** Available data **
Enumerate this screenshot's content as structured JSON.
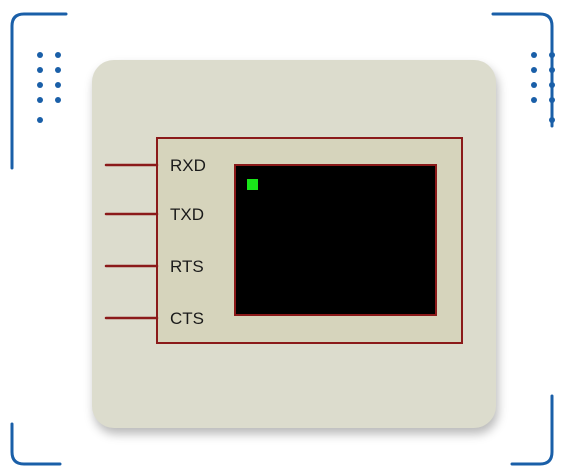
{
  "component": {
    "pins": [
      {
        "label": "RXD"
      },
      {
        "label": "TXD"
      },
      {
        "label": "RTS"
      },
      {
        "label": "CTS"
      }
    ]
  },
  "colors": {
    "frame_accent": "#1a5fa8",
    "panel_background": "#dcdccd",
    "component_border": "#8b1a1a",
    "pin_wire": "#8b1a1a",
    "screen_background": "#000000",
    "cursor_indicator": "#19e619"
  },
  "icons": {
    "frame_corners": "corner-bracket-icon",
    "dot_grids": "dot-grid-icon"
  }
}
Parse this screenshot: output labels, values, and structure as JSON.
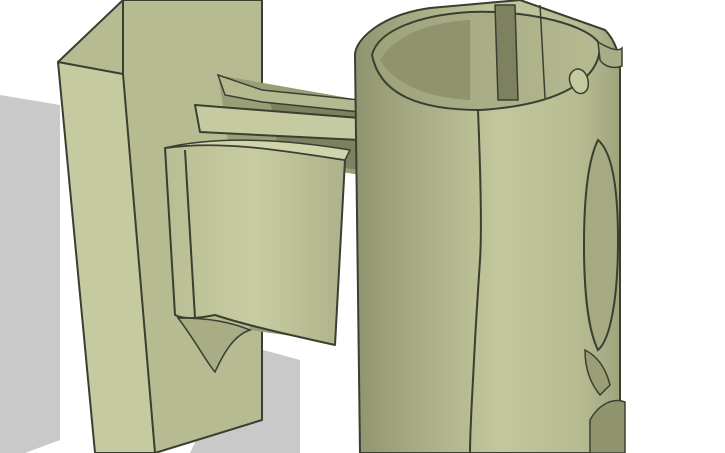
{
  "scene": {
    "subject": "",
    "colors": {
      "background": "#ffffff",
      "shadow": "#c9c9c9",
      "face_light": "#c6caa0",
      "face_mid": "#b5b98f",
      "face_dark": "#8f946e",
      "face_inner": "#9ea27b",
      "face_deep": "#7d8160",
      "edge": "#3c3e31"
    }
  }
}
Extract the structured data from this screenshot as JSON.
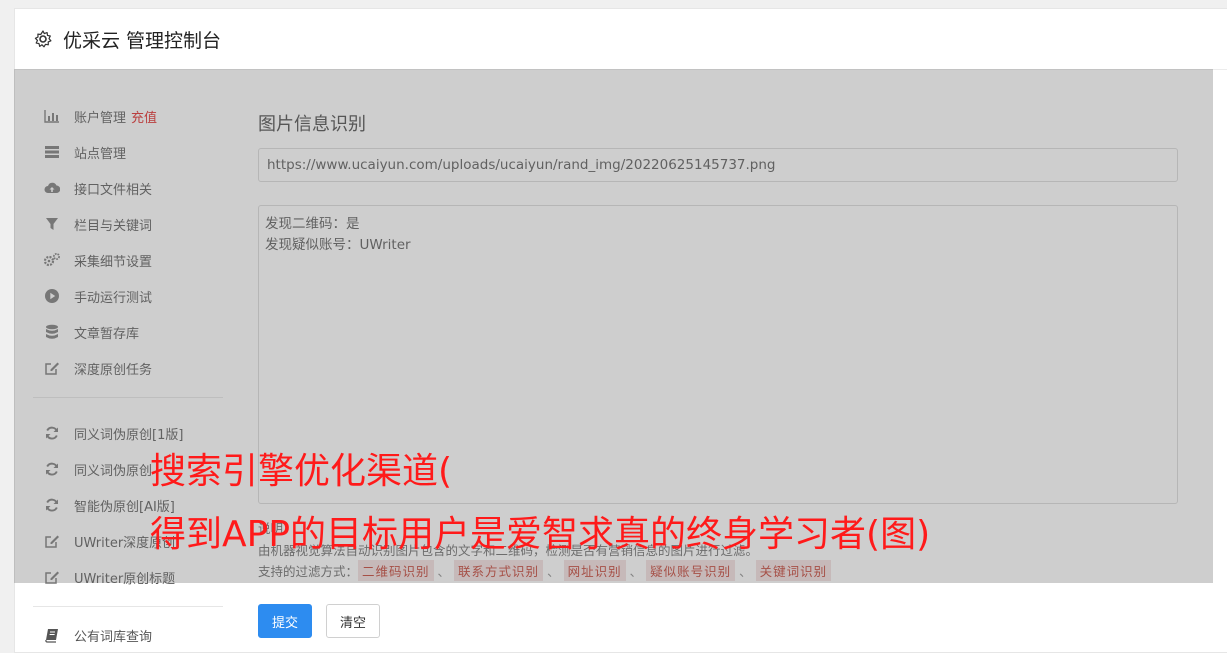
{
  "header": {
    "title": "优采云 管理控制台"
  },
  "sidebar": {
    "items": [
      {
        "label": "账户管理",
        "badge": "充值"
      },
      {
        "label": "站点管理"
      },
      {
        "label": "接口文件相关"
      },
      {
        "label": "栏目与关键词"
      },
      {
        "label": "采集细节设置"
      },
      {
        "label": "手动运行测试"
      },
      {
        "label": "文章暂存库"
      },
      {
        "label": "深度原创任务"
      },
      {
        "label": "同义词伪原创[1版]"
      },
      {
        "label": "同义词伪原创"
      },
      {
        "label": "智能伪原创[AI版]"
      },
      {
        "label": "UWriter深度原创"
      },
      {
        "label": "UWriter原创标题"
      },
      {
        "label": "公有词库查询"
      }
    ]
  },
  "main": {
    "section_title": "图片信息识别",
    "url_value": "https://www.ucaiyun.com/uploads/ucaiyun/rand_img/20220625145737.png",
    "result_lines": [
      "发现二维码：是",
      "发现疑似账号：UWriter"
    ],
    "note_title": "说明：",
    "note_text": "由机器视觉算法自动识别图片包含的文字和二维码，检测是否有营销信息的图片进行过滤。",
    "filter_label": "支持的过滤方式：",
    "filters": [
      "二维码识别",
      "联系方式识别",
      "网址识别",
      "疑似账号识别",
      "关键词识别"
    ],
    "submit_label": "提交",
    "clear_label": "清空"
  },
  "watermark": {
    "line1": "搜索引擎优化渠道(",
    "line2": "得到APP的目标用户是爱智求真的终身学习者(图)"
  },
  "colors": {
    "accent": "#2d8cf0",
    "badge": "#e02020",
    "watermark": "#ff1a1a",
    "tag_bg": "#f2dede",
    "tag_text": "#c0392b"
  }
}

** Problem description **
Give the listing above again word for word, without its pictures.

** Exercise answer **
Enumerate this screenshot's content as structured JSON.
{
  "component": {
    "pins": [
      {
        "label": "RXD"
      },
      {
        "label": "TXD"
      },
      {
        "label": "RTS"
      },
      {
        "label": "CTS"
      }
    ]
  },
  "colors": {
    "frame_accent": "#1a5fa8",
    "panel_background": "#dcdccd",
    "component_border": "#8b1a1a",
    "pin_wire": "#8b1a1a",
    "screen_background": "#000000",
    "cursor_indicator": "#19e619"
  },
  "icons": {
    "frame_corners": "corner-bracket-icon",
    "dot_grids": "dot-grid-icon"
  }
}
Parse this screenshot: output labels, values, and structure as JSON.
{
  "scene": {
    "subject": "",
    "colors": {
      "background": "#ffffff",
      "shadow": "#c9c9c9",
      "face_light": "#c6caa0",
      "face_mid": "#b5b98f",
      "face_dark": "#8f946e",
      "face_inner": "#9ea27b",
      "face_deep": "#7d8160",
      "edge": "#3c3e31"
    }
  }
}
Extract the structured data from this screenshot as JSON.
{
  "header": {
    "title": "优采云 管理控制台"
  },
  "sidebar": {
    "items": [
      {
        "label": "账户管理",
        "badge": "充值"
      },
      {
        "label": "站点管理"
      },
      {
        "label": "接口文件相关"
      },
      {
        "label": "栏目与关键词"
      },
      {
        "label": "采集细节设置"
      },
      {
        "label": "手动运行测试"
      },
      {
        "label": "文章暂存库"
      },
      {
        "label": "深度原创任务"
      },
      {
        "label": "同义词伪原创[1版]"
      },
      {
        "label": "同义词伪原创"
      },
      {
        "label": "智能伪原创[AI版]"
      },
      {
        "label": "UWriter深度原创"
      },
      {
        "label": "UWriter原创标题"
      },
      {
        "label": "公有词库查询"
      }
    ]
  },
  "main": {
    "section_title": "图片信息识别",
    "url_value": "https://www.ucaiyun.com/uploads/ucaiyun/rand_img/20220625145737.png",
    "result_lines": [
      "发现二维码：是",
      "发现疑似账号：UWriter"
    ],
    "note_title": "说明：",
    "note_text": "由机器视觉算法自动识别图片包含的文字和二维码，检测是否有营销信息的图片进行过滤。",
    "filter_label": "支持的过滤方式：",
    "filters": [
      "二维码识别",
      "联系方式识别",
      "网址识别",
      "疑似账号识别",
      "关键词识别"
    ],
    "submit_label": "提交",
    "clear_label": "清空"
  },
  "watermark": {
    "line1": "搜索引擎优化渠道(",
    "line2": "得到APP的目标用户是爱智求真的终身学习者(图)"
  },
  "colors": {
    "accent": "#2d8cf0",
    "badge": "#e02020",
    "watermark": "#ff1a1a",
    "tag_bg": "#f2dede",
    "tag_text": "#c0392b"
  }
}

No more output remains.